DATASET RECORDS =>
════

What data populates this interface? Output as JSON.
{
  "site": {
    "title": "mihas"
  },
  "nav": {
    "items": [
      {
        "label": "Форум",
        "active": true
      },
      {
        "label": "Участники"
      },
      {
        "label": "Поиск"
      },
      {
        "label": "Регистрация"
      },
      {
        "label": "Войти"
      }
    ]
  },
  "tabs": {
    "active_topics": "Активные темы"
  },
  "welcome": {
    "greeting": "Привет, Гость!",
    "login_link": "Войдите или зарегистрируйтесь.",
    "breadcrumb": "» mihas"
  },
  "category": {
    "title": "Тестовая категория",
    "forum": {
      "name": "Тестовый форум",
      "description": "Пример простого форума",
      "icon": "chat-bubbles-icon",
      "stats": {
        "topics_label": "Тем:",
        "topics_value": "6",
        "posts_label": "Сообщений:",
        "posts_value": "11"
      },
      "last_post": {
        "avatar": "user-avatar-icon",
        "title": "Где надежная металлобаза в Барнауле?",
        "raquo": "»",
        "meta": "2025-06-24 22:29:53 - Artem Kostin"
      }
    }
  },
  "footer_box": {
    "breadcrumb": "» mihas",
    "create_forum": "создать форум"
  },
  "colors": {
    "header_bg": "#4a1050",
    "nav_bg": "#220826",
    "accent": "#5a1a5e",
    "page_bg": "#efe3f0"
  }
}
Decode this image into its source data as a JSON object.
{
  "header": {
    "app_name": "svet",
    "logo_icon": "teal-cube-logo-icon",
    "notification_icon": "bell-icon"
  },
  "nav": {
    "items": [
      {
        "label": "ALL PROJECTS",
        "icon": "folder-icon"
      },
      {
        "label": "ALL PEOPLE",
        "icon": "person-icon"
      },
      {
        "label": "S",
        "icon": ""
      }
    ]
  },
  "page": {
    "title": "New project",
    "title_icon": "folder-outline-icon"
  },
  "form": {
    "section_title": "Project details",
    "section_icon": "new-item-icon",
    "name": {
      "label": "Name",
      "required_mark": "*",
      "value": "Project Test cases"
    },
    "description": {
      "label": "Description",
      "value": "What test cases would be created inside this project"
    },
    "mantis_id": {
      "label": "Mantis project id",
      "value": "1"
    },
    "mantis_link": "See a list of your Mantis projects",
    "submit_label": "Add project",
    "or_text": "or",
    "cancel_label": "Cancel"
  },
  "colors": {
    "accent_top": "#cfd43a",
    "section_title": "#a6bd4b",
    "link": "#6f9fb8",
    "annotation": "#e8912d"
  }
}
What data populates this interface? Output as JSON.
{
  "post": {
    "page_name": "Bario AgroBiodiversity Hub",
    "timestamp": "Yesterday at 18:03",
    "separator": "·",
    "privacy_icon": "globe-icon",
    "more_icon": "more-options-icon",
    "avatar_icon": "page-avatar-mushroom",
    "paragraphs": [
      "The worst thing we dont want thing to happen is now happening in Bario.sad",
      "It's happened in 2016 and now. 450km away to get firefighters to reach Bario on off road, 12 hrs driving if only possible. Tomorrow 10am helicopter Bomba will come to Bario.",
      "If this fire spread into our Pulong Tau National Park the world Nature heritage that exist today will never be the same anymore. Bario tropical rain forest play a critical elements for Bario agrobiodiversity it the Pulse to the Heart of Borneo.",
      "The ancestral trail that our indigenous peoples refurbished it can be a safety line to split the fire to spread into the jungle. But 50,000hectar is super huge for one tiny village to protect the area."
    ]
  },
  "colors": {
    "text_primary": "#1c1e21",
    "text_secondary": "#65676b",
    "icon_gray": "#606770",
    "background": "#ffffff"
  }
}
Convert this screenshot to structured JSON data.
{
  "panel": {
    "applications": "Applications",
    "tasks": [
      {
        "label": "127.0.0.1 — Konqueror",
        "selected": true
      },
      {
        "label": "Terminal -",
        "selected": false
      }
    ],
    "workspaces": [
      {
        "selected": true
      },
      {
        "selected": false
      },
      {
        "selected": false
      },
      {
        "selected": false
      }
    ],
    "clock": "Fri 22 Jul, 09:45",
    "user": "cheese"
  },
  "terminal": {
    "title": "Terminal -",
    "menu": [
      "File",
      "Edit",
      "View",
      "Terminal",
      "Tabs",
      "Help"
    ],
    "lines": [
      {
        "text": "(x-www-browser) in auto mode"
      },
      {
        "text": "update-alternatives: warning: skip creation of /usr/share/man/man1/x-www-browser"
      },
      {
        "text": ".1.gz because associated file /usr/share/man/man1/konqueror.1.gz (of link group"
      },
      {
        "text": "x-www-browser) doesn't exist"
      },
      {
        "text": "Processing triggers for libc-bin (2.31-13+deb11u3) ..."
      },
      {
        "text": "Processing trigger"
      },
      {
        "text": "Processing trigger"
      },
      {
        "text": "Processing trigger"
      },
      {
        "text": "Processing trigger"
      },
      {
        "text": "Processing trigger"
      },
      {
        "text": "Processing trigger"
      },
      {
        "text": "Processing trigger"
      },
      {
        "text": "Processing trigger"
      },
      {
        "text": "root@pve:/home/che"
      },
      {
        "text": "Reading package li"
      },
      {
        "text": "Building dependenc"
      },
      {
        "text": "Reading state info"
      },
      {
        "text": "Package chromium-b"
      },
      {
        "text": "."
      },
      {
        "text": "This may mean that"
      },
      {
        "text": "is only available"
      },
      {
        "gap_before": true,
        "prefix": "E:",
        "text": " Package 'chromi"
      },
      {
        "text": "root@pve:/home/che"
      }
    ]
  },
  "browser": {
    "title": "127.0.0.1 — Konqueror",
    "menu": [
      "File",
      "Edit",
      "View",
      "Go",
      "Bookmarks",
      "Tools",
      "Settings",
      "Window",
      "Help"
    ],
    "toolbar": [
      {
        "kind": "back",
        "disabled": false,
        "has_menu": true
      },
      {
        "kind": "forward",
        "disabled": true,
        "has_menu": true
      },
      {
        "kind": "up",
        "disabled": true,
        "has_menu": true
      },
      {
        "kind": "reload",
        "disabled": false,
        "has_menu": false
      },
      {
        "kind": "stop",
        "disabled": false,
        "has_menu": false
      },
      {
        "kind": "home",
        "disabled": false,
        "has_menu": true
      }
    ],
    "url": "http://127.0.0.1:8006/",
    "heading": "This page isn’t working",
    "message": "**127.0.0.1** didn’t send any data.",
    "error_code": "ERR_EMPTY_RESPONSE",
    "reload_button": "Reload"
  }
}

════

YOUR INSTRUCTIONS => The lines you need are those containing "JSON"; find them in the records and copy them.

TASK OUTPUT =>
What data populates this interface? Output as JSON.
Decode this image into its source data as a JSON object.
What data populates this interface? Output as JSON.
Convert this screenshot to structured JSON data.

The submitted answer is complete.